WORK REQUIRED: Whenever a line carries the word "likes", pull it out of the entries.

#### MATERIAL FOR THIS TASK

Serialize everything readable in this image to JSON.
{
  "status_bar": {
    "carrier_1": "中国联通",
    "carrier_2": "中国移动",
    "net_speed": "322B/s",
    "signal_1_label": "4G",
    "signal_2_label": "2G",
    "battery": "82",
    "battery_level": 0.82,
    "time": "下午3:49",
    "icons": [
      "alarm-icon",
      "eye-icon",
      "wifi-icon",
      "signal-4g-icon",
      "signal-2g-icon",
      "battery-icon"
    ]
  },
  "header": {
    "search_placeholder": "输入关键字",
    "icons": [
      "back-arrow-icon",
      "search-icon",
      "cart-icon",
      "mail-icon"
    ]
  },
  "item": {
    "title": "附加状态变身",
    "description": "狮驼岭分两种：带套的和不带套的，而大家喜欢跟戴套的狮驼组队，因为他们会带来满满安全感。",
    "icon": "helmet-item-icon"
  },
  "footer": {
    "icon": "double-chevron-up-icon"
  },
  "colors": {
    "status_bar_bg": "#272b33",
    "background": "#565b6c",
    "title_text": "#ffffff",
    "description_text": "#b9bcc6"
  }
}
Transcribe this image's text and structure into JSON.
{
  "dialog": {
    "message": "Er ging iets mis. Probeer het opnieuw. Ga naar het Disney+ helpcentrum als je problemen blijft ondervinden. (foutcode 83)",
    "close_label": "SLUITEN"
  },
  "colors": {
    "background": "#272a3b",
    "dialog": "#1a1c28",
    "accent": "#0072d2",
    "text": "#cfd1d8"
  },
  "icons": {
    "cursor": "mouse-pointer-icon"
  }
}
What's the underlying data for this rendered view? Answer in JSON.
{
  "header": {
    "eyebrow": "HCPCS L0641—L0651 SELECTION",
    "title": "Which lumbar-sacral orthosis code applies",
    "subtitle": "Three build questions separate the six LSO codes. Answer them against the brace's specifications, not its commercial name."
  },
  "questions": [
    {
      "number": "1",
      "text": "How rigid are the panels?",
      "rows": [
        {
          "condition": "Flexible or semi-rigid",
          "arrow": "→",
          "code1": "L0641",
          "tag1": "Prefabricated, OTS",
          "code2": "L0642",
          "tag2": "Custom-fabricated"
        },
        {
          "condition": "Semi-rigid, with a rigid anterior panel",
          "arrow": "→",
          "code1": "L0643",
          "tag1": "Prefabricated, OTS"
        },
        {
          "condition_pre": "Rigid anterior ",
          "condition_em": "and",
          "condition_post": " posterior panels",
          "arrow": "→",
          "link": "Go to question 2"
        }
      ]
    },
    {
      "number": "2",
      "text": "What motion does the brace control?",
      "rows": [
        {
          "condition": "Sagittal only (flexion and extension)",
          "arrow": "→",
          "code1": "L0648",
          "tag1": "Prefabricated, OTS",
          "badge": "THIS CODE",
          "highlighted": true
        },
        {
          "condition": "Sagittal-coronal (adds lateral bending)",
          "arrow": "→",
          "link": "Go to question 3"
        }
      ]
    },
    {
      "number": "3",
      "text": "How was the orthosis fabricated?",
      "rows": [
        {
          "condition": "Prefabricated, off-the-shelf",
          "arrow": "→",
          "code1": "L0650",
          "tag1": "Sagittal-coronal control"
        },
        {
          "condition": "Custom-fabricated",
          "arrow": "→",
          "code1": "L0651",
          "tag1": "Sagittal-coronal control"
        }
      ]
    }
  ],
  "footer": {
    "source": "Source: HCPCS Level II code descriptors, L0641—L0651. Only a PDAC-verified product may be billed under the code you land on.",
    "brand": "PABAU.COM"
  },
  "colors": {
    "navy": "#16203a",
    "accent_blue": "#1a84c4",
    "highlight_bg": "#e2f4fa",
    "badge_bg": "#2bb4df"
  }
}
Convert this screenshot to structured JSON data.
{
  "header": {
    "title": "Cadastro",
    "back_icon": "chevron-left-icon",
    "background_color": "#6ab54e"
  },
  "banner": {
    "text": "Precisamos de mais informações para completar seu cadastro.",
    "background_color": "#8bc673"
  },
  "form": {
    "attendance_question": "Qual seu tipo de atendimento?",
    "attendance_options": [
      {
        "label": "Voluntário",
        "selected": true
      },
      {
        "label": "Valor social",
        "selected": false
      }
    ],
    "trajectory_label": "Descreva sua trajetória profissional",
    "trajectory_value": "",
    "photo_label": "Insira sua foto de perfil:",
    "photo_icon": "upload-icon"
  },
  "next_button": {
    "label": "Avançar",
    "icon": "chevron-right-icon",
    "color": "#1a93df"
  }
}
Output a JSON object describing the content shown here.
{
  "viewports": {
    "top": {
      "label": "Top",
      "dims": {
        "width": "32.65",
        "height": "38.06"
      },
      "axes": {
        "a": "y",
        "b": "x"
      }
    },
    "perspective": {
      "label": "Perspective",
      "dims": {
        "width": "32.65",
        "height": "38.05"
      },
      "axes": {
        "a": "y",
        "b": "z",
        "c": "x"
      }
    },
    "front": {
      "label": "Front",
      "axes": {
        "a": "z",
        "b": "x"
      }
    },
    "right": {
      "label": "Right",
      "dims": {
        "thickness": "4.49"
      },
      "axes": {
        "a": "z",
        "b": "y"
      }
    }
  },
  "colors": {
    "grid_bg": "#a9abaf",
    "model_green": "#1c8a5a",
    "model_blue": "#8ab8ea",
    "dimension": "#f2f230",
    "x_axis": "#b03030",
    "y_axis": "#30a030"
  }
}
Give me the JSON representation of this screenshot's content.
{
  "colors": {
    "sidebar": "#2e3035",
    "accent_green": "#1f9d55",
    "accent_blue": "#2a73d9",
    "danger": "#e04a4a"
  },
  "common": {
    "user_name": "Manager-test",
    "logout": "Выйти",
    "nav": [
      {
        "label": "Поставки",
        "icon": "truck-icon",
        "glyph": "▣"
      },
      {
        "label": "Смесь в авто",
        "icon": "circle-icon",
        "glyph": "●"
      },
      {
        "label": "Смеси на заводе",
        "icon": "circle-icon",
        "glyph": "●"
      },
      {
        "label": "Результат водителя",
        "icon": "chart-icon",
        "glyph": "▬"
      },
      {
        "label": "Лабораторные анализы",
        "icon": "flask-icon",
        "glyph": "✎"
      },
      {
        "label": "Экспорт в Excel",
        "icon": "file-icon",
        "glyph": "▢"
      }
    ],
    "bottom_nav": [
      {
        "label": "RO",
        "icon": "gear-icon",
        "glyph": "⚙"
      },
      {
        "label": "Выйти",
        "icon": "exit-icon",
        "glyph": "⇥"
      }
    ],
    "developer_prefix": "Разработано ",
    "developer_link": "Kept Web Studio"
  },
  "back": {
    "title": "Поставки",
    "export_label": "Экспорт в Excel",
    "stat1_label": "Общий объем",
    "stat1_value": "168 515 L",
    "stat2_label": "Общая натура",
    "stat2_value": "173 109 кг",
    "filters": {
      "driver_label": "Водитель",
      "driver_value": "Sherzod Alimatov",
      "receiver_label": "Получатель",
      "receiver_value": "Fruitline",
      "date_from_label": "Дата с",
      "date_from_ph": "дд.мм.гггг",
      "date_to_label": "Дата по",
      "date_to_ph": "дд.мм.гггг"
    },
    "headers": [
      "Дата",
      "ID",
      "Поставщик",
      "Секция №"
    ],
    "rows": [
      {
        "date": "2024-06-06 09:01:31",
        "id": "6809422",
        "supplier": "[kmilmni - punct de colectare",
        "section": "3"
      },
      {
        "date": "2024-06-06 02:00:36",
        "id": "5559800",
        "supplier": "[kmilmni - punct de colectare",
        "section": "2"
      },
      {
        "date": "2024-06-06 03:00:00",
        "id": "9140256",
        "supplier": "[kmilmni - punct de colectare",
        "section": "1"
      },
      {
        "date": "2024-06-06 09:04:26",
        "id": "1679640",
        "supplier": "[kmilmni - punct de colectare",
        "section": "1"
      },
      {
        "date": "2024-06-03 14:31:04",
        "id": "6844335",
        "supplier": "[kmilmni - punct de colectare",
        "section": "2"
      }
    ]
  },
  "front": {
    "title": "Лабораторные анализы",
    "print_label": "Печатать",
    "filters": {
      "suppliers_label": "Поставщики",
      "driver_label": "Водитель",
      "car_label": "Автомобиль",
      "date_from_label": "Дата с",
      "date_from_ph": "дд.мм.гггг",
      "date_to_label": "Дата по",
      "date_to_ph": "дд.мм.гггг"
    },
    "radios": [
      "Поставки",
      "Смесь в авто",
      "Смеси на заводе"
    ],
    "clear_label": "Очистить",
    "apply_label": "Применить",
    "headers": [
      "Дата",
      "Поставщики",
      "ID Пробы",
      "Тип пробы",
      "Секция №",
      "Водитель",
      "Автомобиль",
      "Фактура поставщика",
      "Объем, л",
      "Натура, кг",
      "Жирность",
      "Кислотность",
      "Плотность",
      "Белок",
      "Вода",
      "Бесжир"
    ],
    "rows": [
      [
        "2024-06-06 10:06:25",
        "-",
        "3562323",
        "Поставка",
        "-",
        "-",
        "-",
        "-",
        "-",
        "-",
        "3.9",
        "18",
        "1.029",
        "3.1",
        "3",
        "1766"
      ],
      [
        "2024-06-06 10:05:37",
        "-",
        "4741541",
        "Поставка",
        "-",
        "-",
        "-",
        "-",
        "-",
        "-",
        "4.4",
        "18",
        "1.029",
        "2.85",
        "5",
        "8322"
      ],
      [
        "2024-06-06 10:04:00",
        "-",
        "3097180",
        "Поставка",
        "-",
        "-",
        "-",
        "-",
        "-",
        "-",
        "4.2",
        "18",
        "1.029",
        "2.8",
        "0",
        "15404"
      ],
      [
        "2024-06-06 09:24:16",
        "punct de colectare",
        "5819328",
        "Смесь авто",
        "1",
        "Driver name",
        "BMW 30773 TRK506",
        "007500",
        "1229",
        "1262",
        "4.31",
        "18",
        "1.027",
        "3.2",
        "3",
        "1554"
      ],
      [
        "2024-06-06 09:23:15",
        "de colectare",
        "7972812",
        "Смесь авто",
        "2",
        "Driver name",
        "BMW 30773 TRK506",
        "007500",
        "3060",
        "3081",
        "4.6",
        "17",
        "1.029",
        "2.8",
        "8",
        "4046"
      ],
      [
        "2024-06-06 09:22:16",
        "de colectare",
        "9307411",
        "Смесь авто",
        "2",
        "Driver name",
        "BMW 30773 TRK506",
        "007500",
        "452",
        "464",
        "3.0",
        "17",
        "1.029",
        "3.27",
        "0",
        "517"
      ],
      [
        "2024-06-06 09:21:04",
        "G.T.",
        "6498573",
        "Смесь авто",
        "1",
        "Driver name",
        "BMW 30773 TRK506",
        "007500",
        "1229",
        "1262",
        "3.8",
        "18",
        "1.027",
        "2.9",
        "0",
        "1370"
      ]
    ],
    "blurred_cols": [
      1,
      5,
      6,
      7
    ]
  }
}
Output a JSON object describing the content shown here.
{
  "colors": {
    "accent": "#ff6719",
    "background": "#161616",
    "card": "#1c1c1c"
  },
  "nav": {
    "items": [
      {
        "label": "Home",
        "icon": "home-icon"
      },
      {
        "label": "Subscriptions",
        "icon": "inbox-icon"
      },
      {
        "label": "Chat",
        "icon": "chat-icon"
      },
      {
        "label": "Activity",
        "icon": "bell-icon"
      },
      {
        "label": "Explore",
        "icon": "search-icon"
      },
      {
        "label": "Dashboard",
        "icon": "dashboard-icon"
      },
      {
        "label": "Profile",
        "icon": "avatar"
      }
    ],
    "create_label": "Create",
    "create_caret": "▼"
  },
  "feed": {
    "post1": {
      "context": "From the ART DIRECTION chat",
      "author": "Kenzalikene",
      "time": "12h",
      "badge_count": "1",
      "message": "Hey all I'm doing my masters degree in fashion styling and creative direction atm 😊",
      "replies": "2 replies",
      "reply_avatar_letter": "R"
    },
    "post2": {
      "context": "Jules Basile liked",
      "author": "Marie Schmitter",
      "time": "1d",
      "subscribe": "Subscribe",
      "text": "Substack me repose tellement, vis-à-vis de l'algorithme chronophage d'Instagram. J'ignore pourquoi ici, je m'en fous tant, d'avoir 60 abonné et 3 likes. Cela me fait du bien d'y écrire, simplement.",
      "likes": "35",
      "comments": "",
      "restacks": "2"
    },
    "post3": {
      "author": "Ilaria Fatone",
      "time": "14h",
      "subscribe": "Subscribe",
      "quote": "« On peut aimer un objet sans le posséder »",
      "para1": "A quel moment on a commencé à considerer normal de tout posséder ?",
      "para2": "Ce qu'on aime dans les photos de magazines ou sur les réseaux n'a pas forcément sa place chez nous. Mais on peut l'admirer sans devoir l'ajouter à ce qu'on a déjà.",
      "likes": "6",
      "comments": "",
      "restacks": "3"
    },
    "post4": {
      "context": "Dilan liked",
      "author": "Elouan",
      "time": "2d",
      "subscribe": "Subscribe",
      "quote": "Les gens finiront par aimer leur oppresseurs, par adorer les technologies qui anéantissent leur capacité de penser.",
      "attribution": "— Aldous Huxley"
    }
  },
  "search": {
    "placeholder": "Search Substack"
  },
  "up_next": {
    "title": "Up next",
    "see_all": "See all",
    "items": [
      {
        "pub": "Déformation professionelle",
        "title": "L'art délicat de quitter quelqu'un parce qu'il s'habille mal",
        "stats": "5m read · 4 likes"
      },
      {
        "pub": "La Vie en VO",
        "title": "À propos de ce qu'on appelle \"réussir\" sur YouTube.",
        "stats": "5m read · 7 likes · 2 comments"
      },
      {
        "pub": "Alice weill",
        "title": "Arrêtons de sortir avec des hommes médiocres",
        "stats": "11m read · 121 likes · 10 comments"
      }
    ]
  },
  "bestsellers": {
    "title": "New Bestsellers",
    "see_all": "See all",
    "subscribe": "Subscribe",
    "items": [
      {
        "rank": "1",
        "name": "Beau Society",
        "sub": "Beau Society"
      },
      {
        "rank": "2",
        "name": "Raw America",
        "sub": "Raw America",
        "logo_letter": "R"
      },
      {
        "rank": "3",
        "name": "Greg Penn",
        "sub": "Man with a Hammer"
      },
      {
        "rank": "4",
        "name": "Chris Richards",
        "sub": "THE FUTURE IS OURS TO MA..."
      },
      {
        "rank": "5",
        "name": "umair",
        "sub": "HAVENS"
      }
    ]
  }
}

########

RESPONSE:
      "text": "Substack me repose tellement, vis-à-vis de l'algorithme chronophage d'Instagram. J'ignore pourquoi ici, je m'en fous tant, d'avoir 60 abonné et 3 likes. Cela me fait du bien d'y écrire, simplement.",
      "likes": "35",
      "likes": "6",
        "stats": "5m read · 4 likes"
        "stats": "5m read · 7 likes · 2 comments"
        "stats": "11m read · 121 likes · 10 comments"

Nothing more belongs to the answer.